Segment Open

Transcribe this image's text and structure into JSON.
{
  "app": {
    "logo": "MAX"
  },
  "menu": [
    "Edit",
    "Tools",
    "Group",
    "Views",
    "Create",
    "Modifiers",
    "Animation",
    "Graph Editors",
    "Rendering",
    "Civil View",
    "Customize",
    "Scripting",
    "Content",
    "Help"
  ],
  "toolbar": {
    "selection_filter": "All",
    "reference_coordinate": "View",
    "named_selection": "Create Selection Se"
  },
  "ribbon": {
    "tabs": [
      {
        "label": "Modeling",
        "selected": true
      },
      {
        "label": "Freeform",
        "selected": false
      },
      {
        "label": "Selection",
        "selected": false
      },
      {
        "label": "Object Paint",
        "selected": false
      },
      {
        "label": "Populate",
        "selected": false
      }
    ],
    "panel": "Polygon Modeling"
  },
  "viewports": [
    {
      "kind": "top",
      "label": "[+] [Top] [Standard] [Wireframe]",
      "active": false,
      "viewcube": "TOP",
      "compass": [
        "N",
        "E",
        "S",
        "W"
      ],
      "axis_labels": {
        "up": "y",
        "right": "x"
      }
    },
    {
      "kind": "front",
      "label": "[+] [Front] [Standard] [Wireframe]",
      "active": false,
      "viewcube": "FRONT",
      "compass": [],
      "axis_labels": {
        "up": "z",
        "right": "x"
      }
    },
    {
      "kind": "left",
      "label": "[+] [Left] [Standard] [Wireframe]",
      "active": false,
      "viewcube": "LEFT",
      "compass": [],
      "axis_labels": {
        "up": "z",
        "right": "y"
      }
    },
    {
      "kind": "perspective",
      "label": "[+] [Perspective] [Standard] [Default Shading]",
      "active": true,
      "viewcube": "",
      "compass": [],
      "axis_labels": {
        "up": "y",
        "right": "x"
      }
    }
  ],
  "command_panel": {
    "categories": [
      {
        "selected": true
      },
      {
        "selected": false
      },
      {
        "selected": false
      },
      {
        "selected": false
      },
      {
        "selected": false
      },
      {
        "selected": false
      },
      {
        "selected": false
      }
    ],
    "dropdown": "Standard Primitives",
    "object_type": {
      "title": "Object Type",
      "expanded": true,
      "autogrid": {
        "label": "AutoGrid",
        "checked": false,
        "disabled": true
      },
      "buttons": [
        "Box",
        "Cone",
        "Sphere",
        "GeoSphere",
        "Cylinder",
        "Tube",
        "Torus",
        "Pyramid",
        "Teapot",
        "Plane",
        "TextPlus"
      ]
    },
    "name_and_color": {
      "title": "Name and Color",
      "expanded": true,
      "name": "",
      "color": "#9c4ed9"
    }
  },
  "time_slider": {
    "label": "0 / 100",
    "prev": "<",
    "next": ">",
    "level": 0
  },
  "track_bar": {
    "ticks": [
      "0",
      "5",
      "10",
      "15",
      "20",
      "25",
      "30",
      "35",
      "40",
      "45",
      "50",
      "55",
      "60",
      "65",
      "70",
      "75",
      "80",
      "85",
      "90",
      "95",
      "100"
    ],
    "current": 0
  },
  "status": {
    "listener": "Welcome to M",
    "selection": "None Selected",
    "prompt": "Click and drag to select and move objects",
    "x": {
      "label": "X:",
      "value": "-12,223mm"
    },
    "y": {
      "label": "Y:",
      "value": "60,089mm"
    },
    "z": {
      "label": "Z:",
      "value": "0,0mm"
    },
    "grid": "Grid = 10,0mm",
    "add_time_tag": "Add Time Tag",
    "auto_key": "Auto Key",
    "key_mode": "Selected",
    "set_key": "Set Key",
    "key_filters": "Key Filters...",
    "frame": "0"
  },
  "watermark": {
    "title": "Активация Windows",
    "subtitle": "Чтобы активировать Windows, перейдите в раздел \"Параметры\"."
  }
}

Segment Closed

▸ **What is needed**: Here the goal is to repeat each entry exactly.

▸ **Answer for this exercise**:
Transcribe this image's text and structure into JSON.
{
  "app": {
    "logo": "MAX"
  },
  "menu": [
    "Edit",
    "Tools",
    "Group",
    "Views",
    "Create",
    "Modifiers",
    "Animation",
    "Graph Editors",
    "Rendering",
    "Civil View",
    "Customize",
    "Scripting",
    "Content",
    "Help"
  ],
  "toolbar": {
    "selection_filter": "All",
    "reference_coordinate": "View",
    "named_selection": "Create Selection Se"
  },
  "ribbon": {
    "tabs": [
      {
        "label": "Modeling",
        "selected": true
      },
      {
        "label": "Freeform",
        "selected": false
      },
      {
        "label": "Selection",
        "selected": false
      },
      {
        "label": "Object Paint",
        "selected": false
      },
      {
        "label": "Populate",
        "selected": false
      }
    ],
    "panel": "Polygon Modeling"
  },
  "viewports": [
    {
      "kind": "top",
      "label": "[+] [Top] [Standard] [Wireframe]",
      "active": false,
      "viewcube": "TOP",
      "compass": [
        "N",
        "E",
        "S",
        "W"
      ],
      "axis_labels": {
        "up": "y",
        "right": "x"
      }
    },
    {
      "kind": "front",
      "label": "[+] [Front] [Standard] [Wireframe]",
      "active": false,
      "viewcube": "FRONT",
      "compass": [],
      "axis_labels": {
        "up": "z",
        "right": "x"
      }
    },
    {
      "kind": "left",
      "label": "[+] [Left] [Standard] [Wireframe]",
      "active": false,
      "viewcube": "LEFT",
      "compass": [],
      "axis_labels": {
        "up": "z",
        "right": "y"
      }
    },
    {
      "kind": "perspective",
      "label": "[+] [Perspective] [Standard] [Default Shading]",
      "active": true,
      "viewcube": "",
      "compass": [],
      "axis_labels": {
        "up": "y",
        "right": "x"
      }
    }
  ],
  "command_panel": {
    "categories": [
      {
        "selected": true
      },
      {
        "selected": false
      },
      {
        "selected": false
      },
      {
        "selected": false
      },
      {
        "selected": false
      },
      {
        "selected": false
      },
      {
        "selected": false
      }
    ],
    "dropdown": "Standard Primitives",
    "object_type": {
      "title": "Object Type",
      "expanded": true,
      "autogrid": {
        "label": "AutoGrid",
        "checked": false,
        "disabled": true
      },
      "buttons": [
        "Box",
        "Cone",
        "Sphere",
        "GeoSphere",
        "Cylinder",
        "Tube",
        "Torus",
        "Pyramid",
        "Teapot",
        "Plane",
        "TextPlus"
      ]
    },
    "name_and_color": {
      "title": "Name and Color",
      "expanded": true,
      "name": "",
      "color": "#9c4ed9"
    }
  },
  "time_slider": {
    "label": "0 / 100",
    "prev": "<",
    "next": ">",
    "level": 0
  },
  "track_bar": {
    "ticks": [
      "0",
      "5",
      "10",
      "15",
      "20",
      "25",
      "30",
      "35",
      "40",
      "45",
      "50",
      "55",
      "60",
      "65",
      "70",
      "75",
      "80",
      "85",
      "90",
      "95",
      "100"
    ],
    "current": 0
  },
  "status": {
    "listener": "Welcome to M",
    "selection": "None Selected",
    "prompt": "Click and drag to select and move objects",
    "x": {
      "label": "X:",
      "value": "-12,223mm"
    },
    "y": {
      "label": "Y:",
      "value": "60,089mm"
    },
    "z": {
      "label": "Z:",
      "value": "0,0mm"
    },
    "grid": "Grid = 10,0mm",
    "add_time_tag": "Add Time Tag",
    "auto_key": "Auto Key",
    "key_mode": "Selected",
    "set_key": "Set Key",
    "key_filters": "Key Filters...",
    "frame": "0"
  },
  "watermark": {
    "title": "Активация Windows",
    "subtitle": "Чтобы активировать Windows, перейдите в раздел \"Параметры\"."
  }
}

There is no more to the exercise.